[Source material Boundary: Start]

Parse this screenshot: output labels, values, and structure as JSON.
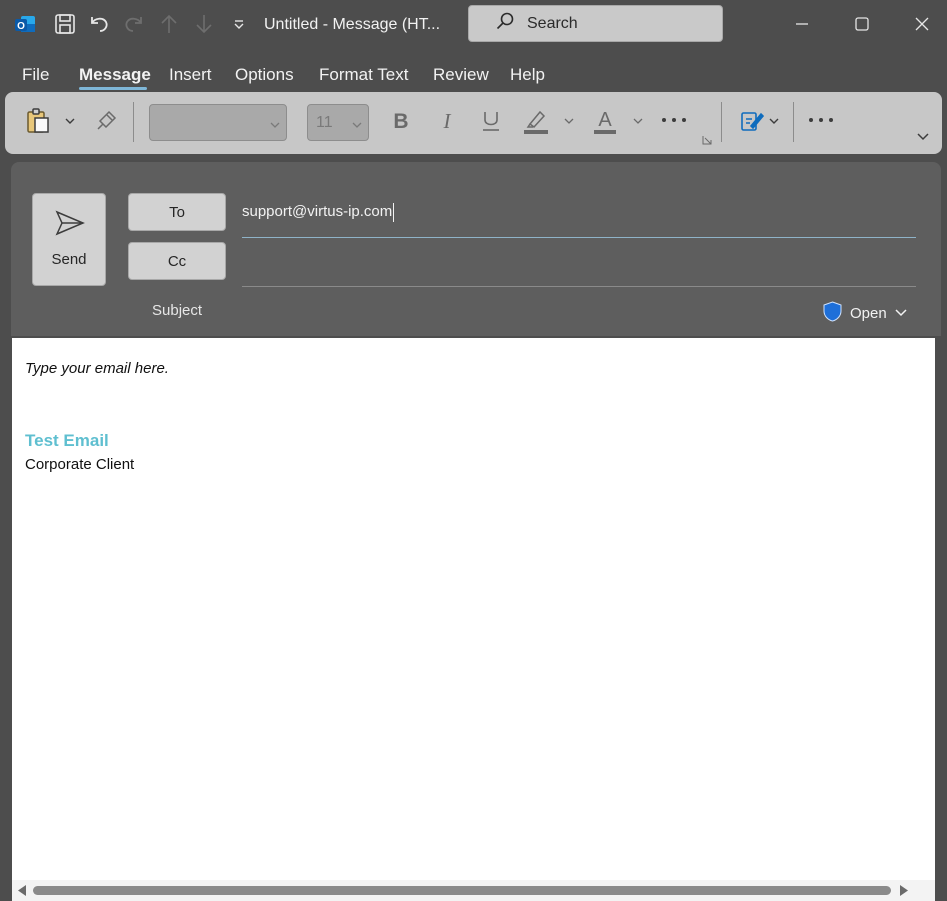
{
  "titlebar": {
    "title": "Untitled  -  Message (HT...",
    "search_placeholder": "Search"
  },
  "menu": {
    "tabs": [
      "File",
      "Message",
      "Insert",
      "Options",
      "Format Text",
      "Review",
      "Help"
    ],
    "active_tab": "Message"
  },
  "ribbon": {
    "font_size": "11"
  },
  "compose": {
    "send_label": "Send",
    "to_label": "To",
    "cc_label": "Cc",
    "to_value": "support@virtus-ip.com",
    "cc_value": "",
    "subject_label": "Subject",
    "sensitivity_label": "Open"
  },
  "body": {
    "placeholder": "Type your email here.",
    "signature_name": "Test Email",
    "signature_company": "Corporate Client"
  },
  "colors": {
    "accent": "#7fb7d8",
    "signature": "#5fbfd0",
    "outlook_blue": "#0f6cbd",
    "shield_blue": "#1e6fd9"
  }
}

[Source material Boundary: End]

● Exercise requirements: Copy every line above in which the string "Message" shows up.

● Written response:
    "title": "Untitled  -  Message (HT...",
      "Message",
    "active_tab": "Message"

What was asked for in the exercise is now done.